» WHAT THE TASK REQUIRES:
Here are some records. Repeat them all exactly.

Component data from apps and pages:

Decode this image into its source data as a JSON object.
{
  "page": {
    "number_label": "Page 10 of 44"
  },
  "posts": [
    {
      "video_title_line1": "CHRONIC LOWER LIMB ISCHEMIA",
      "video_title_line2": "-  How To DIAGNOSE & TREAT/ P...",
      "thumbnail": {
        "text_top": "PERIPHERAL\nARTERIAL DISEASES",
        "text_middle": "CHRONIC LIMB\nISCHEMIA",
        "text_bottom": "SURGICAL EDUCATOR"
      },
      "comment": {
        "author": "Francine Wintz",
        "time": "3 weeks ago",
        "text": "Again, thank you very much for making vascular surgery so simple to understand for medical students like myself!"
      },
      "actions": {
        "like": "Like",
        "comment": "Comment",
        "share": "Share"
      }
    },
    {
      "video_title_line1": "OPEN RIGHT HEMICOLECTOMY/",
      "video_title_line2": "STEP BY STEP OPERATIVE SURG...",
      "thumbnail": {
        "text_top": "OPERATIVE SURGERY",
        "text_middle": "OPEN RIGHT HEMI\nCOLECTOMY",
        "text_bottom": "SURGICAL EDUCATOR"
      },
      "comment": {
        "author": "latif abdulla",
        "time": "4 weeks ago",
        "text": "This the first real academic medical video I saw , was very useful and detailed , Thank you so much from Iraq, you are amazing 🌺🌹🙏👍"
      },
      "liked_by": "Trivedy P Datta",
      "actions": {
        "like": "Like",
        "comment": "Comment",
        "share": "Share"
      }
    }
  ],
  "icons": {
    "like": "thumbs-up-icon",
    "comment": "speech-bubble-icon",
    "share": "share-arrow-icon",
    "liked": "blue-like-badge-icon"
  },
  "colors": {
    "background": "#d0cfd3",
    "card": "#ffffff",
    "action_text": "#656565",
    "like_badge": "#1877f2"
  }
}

» SOLUTION:
Decode this image into its source data as a JSON object.
{
  "page": {
    "number_label": "Page 10 of 44"
  },
  "posts": [
    {
      "video_title_line1": "CHRONIC LOWER LIMB ISCHEMIA",
      "video_title_line2": "-  How To DIAGNOSE & TREAT/ P...",
      "thumbnail": {
        "text_top": "PERIPHERAL\nARTERIAL DISEASES",
        "text_middle": "CHRONIC LIMB\nISCHEMIA",
        "text_bottom": "SURGICAL EDUCATOR"
      },
      "comment": {
        "author": "Francine Wintz",
        "time": "3 weeks ago",
        "text": "Again, thank you very much for making vascular surgery so simple to understand for medical students like myself!"
      },
      "actions": {
        "like": "Like",
        "comment": "Comment",
        "share": "Share"
      }
    },
    {
      "video_title_line1": "OPEN RIGHT HEMICOLECTOMY/",
      "video_title_line2": "STEP BY STEP OPERATIVE SURG...",
      "thumbnail": {
        "text_top": "OPERATIVE SURGERY",
        "text_middle": "OPEN RIGHT HEMI\nCOLECTOMY",
        "text_bottom": "SURGICAL EDUCATOR"
      },
      "comment": {
        "author": "latif abdulla",
        "time": "4 weeks ago",
        "text": "This the first real academic medical video I saw , was very useful and detailed , Thank you so much from Iraq, you are amazing 🌺🌹🙏👍"
      },
      "liked_by": "Trivedy P Datta",
      "actions": {
        "like": "Like",
        "comment": "Comment",
        "share": "Share"
      }
    }
  ],
  "icons": {
    "like": "thumbs-up-icon",
    "comment": "speech-bubble-icon",
    "share": "share-arrow-icon",
    "liked": "blue-like-badge-icon"
  },
  "colors": {
    "background": "#d0cfd3",
    "card": "#ffffff",
    "action_text": "#656565",
    "like_badge": "#1877f2"
  }
}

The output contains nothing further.